## What you have to do
Below are the records; copy each line in which "data" occurs.

## Extracted material

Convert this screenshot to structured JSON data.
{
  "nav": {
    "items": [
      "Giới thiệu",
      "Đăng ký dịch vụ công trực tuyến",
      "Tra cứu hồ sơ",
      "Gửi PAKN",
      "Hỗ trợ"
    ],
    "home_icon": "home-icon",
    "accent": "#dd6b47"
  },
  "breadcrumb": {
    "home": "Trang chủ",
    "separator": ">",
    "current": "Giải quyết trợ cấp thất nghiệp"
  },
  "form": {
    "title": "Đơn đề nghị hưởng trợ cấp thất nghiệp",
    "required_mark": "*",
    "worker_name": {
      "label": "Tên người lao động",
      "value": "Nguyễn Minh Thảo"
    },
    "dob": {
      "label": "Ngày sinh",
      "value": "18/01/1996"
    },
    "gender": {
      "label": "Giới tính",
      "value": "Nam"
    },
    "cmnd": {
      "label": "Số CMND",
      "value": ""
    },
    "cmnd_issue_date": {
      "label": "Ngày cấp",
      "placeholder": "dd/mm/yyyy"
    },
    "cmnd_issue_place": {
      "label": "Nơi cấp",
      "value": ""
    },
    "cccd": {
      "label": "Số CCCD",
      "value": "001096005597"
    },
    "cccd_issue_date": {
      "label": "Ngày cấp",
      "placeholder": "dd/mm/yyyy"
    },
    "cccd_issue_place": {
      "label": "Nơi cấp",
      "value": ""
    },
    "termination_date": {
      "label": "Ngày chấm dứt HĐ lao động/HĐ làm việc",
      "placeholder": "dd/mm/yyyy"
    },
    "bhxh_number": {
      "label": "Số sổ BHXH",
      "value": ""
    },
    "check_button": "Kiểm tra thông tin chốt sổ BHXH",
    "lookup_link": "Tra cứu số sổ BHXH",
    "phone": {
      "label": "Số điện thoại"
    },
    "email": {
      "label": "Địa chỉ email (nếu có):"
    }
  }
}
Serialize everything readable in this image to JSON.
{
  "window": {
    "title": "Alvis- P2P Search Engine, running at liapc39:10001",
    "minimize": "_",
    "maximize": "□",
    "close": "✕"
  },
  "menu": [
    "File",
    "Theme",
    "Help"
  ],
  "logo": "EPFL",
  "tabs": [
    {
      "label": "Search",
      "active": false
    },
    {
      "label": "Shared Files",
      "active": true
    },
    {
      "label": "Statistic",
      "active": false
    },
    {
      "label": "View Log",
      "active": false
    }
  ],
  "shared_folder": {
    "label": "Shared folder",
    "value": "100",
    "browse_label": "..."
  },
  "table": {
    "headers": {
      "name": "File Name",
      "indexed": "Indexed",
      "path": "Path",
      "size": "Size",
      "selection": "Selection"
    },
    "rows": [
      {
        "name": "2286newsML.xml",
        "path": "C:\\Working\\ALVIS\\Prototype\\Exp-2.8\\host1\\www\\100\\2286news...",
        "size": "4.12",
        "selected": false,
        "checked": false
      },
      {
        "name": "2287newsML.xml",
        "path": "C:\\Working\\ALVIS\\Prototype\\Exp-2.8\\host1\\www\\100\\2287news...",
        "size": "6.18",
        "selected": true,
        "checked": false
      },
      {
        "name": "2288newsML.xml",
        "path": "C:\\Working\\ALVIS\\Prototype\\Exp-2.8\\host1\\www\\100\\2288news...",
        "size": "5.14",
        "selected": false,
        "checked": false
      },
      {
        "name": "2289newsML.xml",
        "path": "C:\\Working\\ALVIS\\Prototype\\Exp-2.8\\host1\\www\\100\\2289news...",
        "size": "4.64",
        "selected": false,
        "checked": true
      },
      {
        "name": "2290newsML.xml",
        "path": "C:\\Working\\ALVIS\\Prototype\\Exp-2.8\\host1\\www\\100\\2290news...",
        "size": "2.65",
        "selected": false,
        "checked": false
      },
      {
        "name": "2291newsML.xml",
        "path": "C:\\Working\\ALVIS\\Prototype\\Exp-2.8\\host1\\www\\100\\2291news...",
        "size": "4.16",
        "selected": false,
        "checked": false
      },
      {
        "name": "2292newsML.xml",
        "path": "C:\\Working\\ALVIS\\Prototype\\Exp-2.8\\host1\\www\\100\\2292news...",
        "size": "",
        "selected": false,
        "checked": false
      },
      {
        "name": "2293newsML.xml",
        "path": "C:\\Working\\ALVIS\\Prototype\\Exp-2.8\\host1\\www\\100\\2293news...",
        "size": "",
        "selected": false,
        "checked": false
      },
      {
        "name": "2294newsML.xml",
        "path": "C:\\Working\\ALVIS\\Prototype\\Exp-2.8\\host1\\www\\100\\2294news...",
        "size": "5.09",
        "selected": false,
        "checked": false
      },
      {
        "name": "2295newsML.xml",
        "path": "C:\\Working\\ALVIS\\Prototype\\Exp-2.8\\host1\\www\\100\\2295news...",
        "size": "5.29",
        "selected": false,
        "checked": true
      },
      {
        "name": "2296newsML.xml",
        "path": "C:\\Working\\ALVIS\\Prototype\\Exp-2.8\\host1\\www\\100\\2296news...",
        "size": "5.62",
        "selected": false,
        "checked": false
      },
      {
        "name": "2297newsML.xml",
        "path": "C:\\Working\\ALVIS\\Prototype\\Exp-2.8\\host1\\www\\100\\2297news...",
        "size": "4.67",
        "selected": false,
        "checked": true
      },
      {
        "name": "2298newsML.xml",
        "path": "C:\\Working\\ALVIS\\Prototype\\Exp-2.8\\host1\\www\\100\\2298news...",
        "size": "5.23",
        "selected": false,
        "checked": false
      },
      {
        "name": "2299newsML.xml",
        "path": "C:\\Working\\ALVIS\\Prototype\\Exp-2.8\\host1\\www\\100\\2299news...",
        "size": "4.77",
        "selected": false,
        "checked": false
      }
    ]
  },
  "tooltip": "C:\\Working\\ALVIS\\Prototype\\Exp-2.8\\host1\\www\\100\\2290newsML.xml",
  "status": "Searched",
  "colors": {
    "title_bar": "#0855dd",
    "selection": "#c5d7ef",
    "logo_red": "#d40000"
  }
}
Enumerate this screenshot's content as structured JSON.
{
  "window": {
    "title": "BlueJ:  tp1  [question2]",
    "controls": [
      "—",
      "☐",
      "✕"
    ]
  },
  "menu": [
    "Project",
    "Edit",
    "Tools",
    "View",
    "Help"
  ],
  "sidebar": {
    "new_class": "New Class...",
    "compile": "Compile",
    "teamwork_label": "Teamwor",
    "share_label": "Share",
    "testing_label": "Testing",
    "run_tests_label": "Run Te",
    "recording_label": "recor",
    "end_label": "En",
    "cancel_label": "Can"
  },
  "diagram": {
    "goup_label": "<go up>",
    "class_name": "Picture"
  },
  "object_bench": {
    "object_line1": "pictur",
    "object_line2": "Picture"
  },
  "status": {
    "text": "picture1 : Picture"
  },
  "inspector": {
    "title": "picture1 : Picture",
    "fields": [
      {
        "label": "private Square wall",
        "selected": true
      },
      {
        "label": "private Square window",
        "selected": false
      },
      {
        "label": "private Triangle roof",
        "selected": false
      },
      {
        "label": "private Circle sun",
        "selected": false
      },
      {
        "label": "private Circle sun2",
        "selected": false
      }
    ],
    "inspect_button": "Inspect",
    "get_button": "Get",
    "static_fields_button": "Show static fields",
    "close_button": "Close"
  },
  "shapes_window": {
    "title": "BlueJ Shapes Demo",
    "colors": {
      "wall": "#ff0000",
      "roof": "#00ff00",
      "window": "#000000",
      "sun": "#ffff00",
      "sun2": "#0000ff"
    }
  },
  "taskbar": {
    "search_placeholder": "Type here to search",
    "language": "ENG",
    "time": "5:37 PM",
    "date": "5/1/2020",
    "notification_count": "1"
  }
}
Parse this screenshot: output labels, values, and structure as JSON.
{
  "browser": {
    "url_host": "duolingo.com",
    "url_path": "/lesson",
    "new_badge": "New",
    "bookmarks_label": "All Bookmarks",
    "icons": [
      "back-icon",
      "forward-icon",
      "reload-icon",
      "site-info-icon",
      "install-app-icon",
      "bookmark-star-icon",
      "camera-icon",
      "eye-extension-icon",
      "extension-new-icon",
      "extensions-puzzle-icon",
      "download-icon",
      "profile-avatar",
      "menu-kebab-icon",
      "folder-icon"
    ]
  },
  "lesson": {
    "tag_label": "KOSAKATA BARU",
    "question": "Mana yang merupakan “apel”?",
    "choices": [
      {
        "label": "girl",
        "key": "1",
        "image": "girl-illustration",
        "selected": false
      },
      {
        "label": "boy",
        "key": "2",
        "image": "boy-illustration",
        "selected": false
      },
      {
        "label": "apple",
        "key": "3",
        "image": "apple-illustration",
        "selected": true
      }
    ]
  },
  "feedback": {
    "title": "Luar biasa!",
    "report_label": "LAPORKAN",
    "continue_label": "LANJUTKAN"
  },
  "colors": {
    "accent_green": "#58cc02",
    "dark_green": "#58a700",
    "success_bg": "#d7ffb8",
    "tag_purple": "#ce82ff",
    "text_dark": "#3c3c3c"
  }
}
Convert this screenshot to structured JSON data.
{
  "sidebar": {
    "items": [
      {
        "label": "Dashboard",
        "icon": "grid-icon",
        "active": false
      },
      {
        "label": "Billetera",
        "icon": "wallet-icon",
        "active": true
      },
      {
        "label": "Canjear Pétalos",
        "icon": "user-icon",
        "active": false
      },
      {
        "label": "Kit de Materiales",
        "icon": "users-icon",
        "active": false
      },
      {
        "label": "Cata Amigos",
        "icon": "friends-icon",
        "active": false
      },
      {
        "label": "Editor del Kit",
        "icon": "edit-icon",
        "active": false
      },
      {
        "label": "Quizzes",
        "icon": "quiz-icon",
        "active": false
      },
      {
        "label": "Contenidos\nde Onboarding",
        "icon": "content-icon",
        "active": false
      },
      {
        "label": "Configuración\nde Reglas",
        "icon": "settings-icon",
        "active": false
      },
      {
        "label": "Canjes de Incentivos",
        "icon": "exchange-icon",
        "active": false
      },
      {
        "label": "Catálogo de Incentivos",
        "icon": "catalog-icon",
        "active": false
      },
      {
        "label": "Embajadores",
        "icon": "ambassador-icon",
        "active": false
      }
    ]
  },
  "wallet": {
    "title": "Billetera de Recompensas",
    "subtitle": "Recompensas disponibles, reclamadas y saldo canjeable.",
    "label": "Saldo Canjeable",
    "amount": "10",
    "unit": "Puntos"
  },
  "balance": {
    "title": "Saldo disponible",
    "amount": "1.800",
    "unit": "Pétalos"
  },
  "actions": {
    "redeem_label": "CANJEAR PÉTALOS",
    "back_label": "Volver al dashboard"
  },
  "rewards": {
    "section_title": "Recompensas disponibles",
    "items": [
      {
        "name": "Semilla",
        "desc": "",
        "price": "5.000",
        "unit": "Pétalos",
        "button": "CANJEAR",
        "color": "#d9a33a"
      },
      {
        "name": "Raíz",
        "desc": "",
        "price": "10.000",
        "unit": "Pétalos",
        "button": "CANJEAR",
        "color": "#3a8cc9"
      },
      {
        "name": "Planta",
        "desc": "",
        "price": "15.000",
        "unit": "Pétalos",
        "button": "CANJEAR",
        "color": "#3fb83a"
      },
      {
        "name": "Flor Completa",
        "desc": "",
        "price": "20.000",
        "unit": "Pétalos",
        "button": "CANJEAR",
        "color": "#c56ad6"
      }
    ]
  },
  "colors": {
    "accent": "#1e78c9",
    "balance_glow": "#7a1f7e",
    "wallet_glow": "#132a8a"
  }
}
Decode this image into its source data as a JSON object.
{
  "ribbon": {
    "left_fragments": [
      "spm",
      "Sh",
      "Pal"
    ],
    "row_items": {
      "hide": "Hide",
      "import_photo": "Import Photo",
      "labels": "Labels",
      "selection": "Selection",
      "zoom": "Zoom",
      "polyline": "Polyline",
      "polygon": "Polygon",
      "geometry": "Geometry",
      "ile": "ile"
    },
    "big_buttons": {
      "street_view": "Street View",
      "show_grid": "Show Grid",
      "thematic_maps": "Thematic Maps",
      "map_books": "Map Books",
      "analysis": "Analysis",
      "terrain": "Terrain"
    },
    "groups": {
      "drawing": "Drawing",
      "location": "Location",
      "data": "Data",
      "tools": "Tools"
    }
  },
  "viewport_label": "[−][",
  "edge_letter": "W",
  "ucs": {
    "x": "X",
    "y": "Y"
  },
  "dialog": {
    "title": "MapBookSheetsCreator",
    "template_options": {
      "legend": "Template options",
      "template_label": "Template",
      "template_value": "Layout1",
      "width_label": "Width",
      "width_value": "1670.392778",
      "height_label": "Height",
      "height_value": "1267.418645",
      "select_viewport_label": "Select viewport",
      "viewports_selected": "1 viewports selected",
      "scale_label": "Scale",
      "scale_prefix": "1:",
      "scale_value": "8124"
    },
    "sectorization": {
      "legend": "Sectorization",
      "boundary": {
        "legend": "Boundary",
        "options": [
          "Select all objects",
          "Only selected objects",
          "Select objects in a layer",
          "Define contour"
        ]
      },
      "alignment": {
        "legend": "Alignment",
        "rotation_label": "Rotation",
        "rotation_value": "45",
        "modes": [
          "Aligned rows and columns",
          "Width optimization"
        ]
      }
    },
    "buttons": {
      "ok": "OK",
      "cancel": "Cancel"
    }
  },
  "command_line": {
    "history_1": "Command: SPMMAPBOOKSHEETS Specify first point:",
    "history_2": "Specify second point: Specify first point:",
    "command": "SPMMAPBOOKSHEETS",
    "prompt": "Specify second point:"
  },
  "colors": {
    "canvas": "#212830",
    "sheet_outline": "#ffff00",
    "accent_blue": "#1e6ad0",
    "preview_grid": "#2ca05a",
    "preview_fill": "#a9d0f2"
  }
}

## Answer space
Convert this screenshot to structured JSON data.
Convert this screenshot to structured JSON data.
Decode this image into its source data as a JSON object.
      "data": "Data",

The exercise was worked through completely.